Rules related to stormwater discharges from construction activities took effect last week that require construction site operators to, among other activities, comply with pollutant discharge limits and properly store chemicals so that they don’t enter waterways.
The EPA’s 2017 construction general permit (CGP) took effect on Feb. 16 and replaces the 2012 CGP. The 2017 permit will expire in five years.
The agency says the stormwater program is intended to protect water quality from construction-related discharges. As stormwater flows over a construction site, it can pick up pollutants like sediment, debris, and chemicals and transport them to nearby storm sewer systems or directly into rivers, lakes, or coastal waters.
Similar to the 2012 CGP, the updated rules include discharge limitations and requirements for self-inspections, corrective actions, staff training, and development of a Stormwater Pollution Prevention Plan, Forester reports.
It also includes several new requirements. The Federal Register highlights nine notable changes: streamlined and simplified language; prohibition of non-stormwater discharges of external building washdown water containing hazardous substances; clarification of certain technology-based effluent limits; additional requirements for notice of permit coverage signs; revised requirements for stockpiles; a modified approach to stabilization deadlines; new requirements for waste containers; limitations for discharge into sensitive waters; and new notice of intent questions.
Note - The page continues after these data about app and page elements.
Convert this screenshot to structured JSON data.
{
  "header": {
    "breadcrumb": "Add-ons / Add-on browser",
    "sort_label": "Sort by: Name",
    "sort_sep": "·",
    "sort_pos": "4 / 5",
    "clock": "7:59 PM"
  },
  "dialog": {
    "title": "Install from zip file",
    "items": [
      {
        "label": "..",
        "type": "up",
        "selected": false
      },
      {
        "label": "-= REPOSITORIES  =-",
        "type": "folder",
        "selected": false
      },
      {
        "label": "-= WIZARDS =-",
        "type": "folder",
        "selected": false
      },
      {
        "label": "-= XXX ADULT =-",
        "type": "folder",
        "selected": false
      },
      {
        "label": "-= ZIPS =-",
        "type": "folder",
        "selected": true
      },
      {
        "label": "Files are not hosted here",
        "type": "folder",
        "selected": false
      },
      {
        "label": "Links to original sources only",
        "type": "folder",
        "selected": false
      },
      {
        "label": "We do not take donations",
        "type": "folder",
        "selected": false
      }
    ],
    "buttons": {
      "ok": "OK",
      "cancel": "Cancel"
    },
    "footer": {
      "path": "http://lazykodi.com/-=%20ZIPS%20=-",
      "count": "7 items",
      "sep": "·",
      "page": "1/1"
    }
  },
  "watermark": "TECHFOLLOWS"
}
As attorneys Peter Knight and Tavo True-Alcala write on the Northeast Development Law Blog, the most controversial element of the new permit is language making all operators at a site jointly and severally liable for any permit violation.
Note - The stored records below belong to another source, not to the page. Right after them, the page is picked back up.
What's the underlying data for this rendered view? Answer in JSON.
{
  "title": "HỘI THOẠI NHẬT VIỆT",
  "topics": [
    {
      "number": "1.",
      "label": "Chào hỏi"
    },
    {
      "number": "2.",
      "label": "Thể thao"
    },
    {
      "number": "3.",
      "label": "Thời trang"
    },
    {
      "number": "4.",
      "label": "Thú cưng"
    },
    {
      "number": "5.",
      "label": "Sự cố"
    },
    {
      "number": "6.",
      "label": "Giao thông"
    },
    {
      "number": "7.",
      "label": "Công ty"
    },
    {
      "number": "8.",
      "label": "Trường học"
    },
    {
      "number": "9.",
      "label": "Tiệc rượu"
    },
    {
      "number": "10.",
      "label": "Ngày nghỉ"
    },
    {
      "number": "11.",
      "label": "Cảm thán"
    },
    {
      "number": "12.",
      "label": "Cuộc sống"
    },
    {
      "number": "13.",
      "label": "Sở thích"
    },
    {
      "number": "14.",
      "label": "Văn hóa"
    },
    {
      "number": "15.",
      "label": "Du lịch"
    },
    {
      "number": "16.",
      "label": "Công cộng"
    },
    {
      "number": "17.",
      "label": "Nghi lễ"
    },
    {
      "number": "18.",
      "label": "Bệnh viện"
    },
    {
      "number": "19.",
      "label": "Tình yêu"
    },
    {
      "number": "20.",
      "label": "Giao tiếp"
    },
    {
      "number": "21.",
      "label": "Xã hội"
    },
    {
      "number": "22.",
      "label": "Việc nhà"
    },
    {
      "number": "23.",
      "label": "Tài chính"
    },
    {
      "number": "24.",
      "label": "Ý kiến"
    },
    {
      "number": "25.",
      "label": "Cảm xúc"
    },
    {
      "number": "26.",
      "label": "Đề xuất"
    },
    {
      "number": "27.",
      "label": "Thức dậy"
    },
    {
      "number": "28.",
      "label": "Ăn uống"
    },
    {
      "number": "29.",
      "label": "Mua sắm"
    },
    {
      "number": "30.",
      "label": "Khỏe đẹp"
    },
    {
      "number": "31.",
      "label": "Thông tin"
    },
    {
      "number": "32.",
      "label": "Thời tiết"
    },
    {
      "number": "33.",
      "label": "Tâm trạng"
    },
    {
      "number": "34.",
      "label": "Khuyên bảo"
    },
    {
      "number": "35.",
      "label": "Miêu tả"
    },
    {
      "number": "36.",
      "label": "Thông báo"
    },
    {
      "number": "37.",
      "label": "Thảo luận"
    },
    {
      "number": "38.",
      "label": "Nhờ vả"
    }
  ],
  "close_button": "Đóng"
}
Several industry groups such as the National Association of Home Builders, Associated General Contractors of America, Federal Stormwater Association, California Stormwater Quality Association, and California Building Industry Association filed comments on the draft CGP opposing joint and several liability on covered operators. They argue this will unfairly punish responsible operators, forcing them to “babysit other parties involved in the project to ensure compliance,” Knight and True-Alcala write. “Given the number of parties on any given development project and the different responsibilities and legal relationships between them, the threat of joint and several liability poses serious concerns.”
It is vital for organizations to understand the impact of these changes to their projects, especially as these changes may increase the resources, time and effort needed to comply with stormwater management obligations, says environmental attorney Tamar Cerafici.
The new regulations also increase the risks of facing enforcement action from the permitting agencies. Enforcement issues may end up being debilitating and non-compliance can lead to hefty fines.
Organizations must understand how to make the case for “greening” their compliance program and have sustainable stormwater management in place, to avoid enforcement action in 2017, Cerafici says.